Three Indonesian forest activists are traveling across Europe to explain the impacts of paper production in Indonesia. The delegation is touring nine European cities in November, meeting customers of Asia Pulp and Paper (APP) and other Indonesian paper companies, potential investors, paper industry companies, government officials, journalists, environmental campaigners and the general public. Member organisations from across the European Environmental Paper Network are collaborating to organise the tour.
The three Indonesians are Hariansyah Usman from WALHI in Riau, Aidil Fitri from Yayasan Wahana Bumi Hijau in South Sumatra, and Muslim, co-ordinator of Jikalahari, from Riau. All three will be educating the people they meet about what Indonesian paper production is like on the ground, and what impacts it has on the forests and local communities of Sumatra.
A Sumatran indigenous leader stands beside his community’s forest land, lost to pulp production
In order to supply their pulp mills, Indonesian paper companies have resorted to landgrabbing, by obtaining the use of land without the free, prior and informed consent of all affected communities. Despite paper company assurances that they respect local people’s rights, in fact thousands of Indonesian communities are now living beside pulp plantations without having had the opportunity to have their say in how the land should be utilised. Too often they have been deprived of a vital source of food, fibre, medicine, timber, firewood or cash crops.
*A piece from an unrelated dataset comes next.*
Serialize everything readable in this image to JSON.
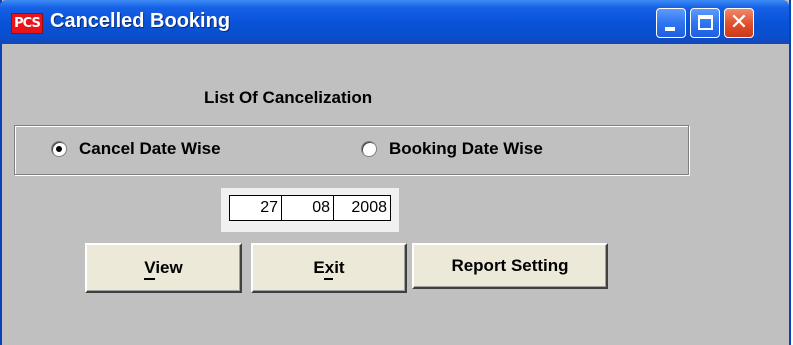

Loss of natural forest also has devastating impacts on wildlife and biodiversity, including endangered species such as the Sumatran tiger, rhinoceros and orang-utan. In addition, timber extraction on Sumatra’s deep peat soils causes alarming levels of carbon emissions.
The visiting delegation hopes to raise concerns about plans by the Indonesian pulp industry to increase its pulp mill capacity, thus putting even more pressure on communities and forests. Each new pulp mill would mean decades of destruction. European investors and paper companies must avoid being responsible for such a future.
The Indonesians’ schedule will be as follows:
10 November, Berlin
11-13 November, London
13-15 November, Brussels
15-17 November, Barcelona
17-20 November, Rome
20-22 November, Vienna
22-25 November, Dusseldorf
25-28 November, Helsinki
28 November, Zurich
29 November, Geneva
The EEPN is delighted to be hosting this tour, thanks to financial support from the Grassroots Foundation, Siemenpuu Foundation, JMG Foundation and our member organisations. It is part of our Indonesian Forests campaign.